The Immelmann is graceful and not particularly forceful, but SheiKra has one last trick up its sleeve, the second drop. Also 90 degrees, this drop provides even more floater air and passes through what looks like ancient ruins. While the drops may not be as terrifying as Falcon's Fury, SheiKra is probably the best dive machine out there not named Griffon. I prefer the latter because of the few spots of airtime while heading towards the brakes. 8.5 out of 10

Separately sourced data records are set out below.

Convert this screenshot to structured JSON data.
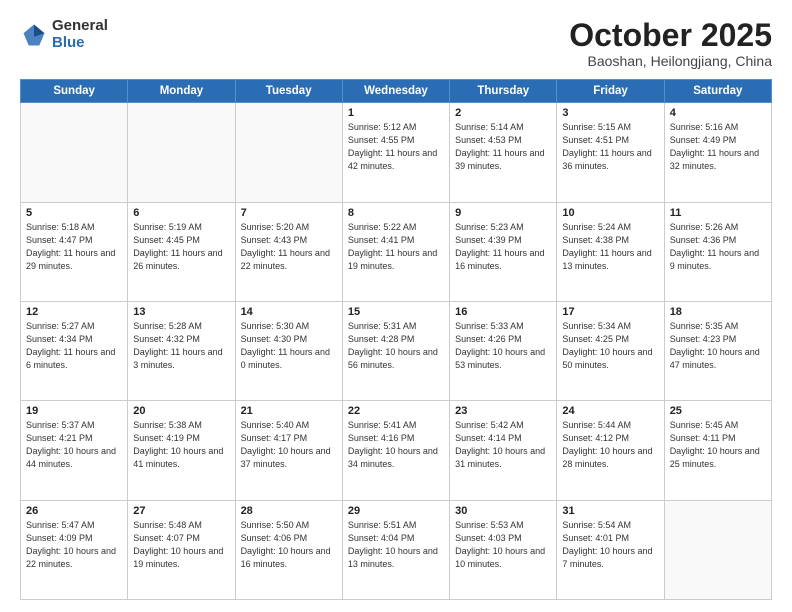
{
  "logo": {
    "general": "General",
    "blue": "Blue"
  },
  "header": {
    "month": "October 2025",
    "location": "Baoshan, Heilongjiang, China"
  },
  "weekdays": [
    "Sunday",
    "Monday",
    "Tuesday",
    "Wednesday",
    "Thursday",
    "Friday",
    "Saturday"
  ],
  "weeks": [
    [
      {
        "day": "",
        "info": ""
      },
      {
        "day": "",
        "info": ""
      },
      {
        "day": "",
        "info": ""
      },
      {
        "day": "1",
        "info": "Sunrise: 5:12 AM\nSunset: 4:55 PM\nDaylight: 11 hours\nand 42 minutes."
      },
      {
        "day": "2",
        "info": "Sunrise: 5:14 AM\nSunset: 4:53 PM\nDaylight: 11 hours\nand 39 minutes."
      },
      {
        "day": "3",
        "info": "Sunrise: 5:15 AM\nSunset: 4:51 PM\nDaylight: 11 hours\nand 36 minutes."
      },
      {
        "day": "4",
        "info": "Sunrise: 5:16 AM\nSunset: 4:49 PM\nDaylight: 11 hours\nand 32 minutes."
      }
    ],
    [
      {
        "day": "5",
        "info": "Sunrise: 5:18 AM\nSunset: 4:47 PM\nDaylight: 11 hours\nand 29 minutes."
      },
      {
        "day": "6",
        "info": "Sunrise: 5:19 AM\nSunset: 4:45 PM\nDaylight: 11 hours\nand 26 minutes."
      },
      {
        "day": "7",
        "info": "Sunrise: 5:20 AM\nSunset: 4:43 PM\nDaylight: 11 hours\nand 22 minutes."
      },
      {
        "day": "8",
        "info": "Sunrise: 5:22 AM\nSunset: 4:41 PM\nDaylight: 11 hours\nand 19 minutes."
      },
      {
        "day": "9",
        "info": "Sunrise: 5:23 AM\nSunset: 4:39 PM\nDaylight: 11 hours\nand 16 minutes."
      },
      {
        "day": "10",
        "info": "Sunrise: 5:24 AM\nSunset: 4:38 PM\nDaylight: 11 hours\nand 13 minutes."
      },
      {
        "day": "11",
        "info": "Sunrise: 5:26 AM\nSunset: 4:36 PM\nDaylight: 11 hours\nand 9 minutes."
      }
    ],
    [
      {
        "day": "12",
        "info": "Sunrise: 5:27 AM\nSunset: 4:34 PM\nDaylight: 11 hours\nand 6 minutes."
      },
      {
        "day": "13",
        "info": "Sunrise: 5:28 AM\nSunset: 4:32 PM\nDaylight: 11 hours\nand 3 minutes."
      },
      {
        "day": "14",
        "info": "Sunrise: 5:30 AM\nSunset: 4:30 PM\nDaylight: 11 hours\nand 0 minutes."
      },
      {
        "day": "15",
        "info": "Sunrise: 5:31 AM\nSunset: 4:28 PM\nDaylight: 10 hours\nand 56 minutes."
      },
      {
        "day": "16",
        "info": "Sunrise: 5:33 AM\nSunset: 4:26 PM\nDaylight: 10 hours\nand 53 minutes."
      },
      {
        "day": "17",
        "info": "Sunrise: 5:34 AM\nSunset: 4:25 PM\nDaylight: 10 hours\nand 50 minutes."
      },
      {
        "day": "18",
        "info": "Sunrise: 5:35 AM\nSunset: 4:23 PM\nDaylight: 10 hours\nand 47 minutes."
      }
    ],
    [
      {
        "day": "19",
        "info": "Sunrise: 5:37 AM\nSunset: 4:21 PM\nDaylight: 10 hours\nand 44 minutes."
      },
      {
        "day": "20",
        "info": "Sunrise: 5:38 AM\nSunset: 4:19 PM\nDaylight: 10 hours\nand 41 minutes."
      },
      {
        "day": "21",
        "info": "Sunrise: 5:40 AM\nSunset: 4:17 PM\nDaylight: 10 hours\nand 37 minutes."
      },
      {
        "day": "22",
        "info": "Sunrise: 5:41 AM\nSunset: 4:16 PM\nDaylight: 10 hours\nand 34 minutes."
      },
      {
        "day": "23",
        "info": "Sunrise: 5:42 AM\nSunset: 4:14 PM\nDaylight: 10 hours\nand 31 minutes."
      },
      {
        "day": "24",
        "info": "Sunrise: 5:44 AM\nSunset: 4:12 PM\nDaylight: 10 hours\nand 28 minutes."
      },
      {
        "day": "25",
        "info": "Sunrise: 5:45 AM\nSunset: 4:11 PM\nDaylight: 10 hours\nand 25 minutes."
      }
    ],
    [
      {
        "day": "26",
        "info": "Sunrise: 5:47 AM\nSunset: 4:09 PM\nDaylight: 10 hours\nand 22 minutes."
      },
      {
        "day": "27",
        "info": "Sunrise: 5:48 AM\nSunset: 4:07 PM\nDaylight: 10 hours\nand 19 minutes."
      },
      {
        "day": "28",
        "info": "Sunrise: 5:50 AM\nSunset: 4:06 PM\nDaylight: 10 hours\nand 16 minutes."
      },
      {
        "day": "29",
        "info": "Sunrise: 5:51 AM\nSunset: 4:04 PM\nDaylight: 10 hours\nand 13 minutes."
      },
      {
        "day": "30",
        "info": "Sunrise: 5:53 AM\nSunset: 4:03 PM\nDaylight: 10 hours\nand 10 minutes."
      },
      {
        "day": "31",
        "info": "Sunrise: 5:54 AM\nSunset: 4:01 PM\nDaylight: 10 hours\nand 7 minutes."
      },
      {
        "day": "",
        "info": ""
      }
    ]
  ]
}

I had about an hour and a half left, so I decided to backtrack and grab extra rides on my favorites- Kumba, Falcon's Fury, Cheetah Hunt, and Montu. As I said earlier in the report, I couldn't pass through Pantopia and not get a pretzel. I considered going with a basic pretzel, but the heart wants what the heart wants. And it wanted bacon. So I had my second bacon pretzel fury of the day.
I made sure to finish with 4 consecutive rides on Montu, with all but one of them coming in the back. I also checked out some of the animals on the pathway between Egypt and Pantopia along the way.
Alas it was time for my day at Busch Gardens to come to a close. I can't believe it took me until last year to make it to this park. I absolutely love the Williamsburg one and the Tampa one is just as amazing. Now I don't think I'll be making an extended visit to the Orlando area without stopping into Busch Gardens Tampa.
Back to the shuttle, my lone gripe with it was the departure time. Anyone who goes on a TPR trip knows the importance of being punctual. A 5:45 departure means a 5:45 departure. If you show up at 5:46, you may see the bus riding off into the sunset. If you arrive at 5:47, maybe you'll still be able to see the fresh tire tracks. We were told to be on the bus by 5:45, but that the bus driver "would wait for everyone." I didn't want to be "that guy" so I arrived on time.
However, the bus didn't leave until 6:15 because everyone else didn't mind being "that guy". People took their sweet time returning to the bus. Instead of getting one last ride on Montu, I was treated to the beginning of Percy Jackson and the Lightning Thief. It was an annoyance, but the bus was free so I can't complain too much. It just gives me a greater appreciation how Robb and Elissa aren't afraid to leave someone in the dust if they can't respect the time of others on a trip.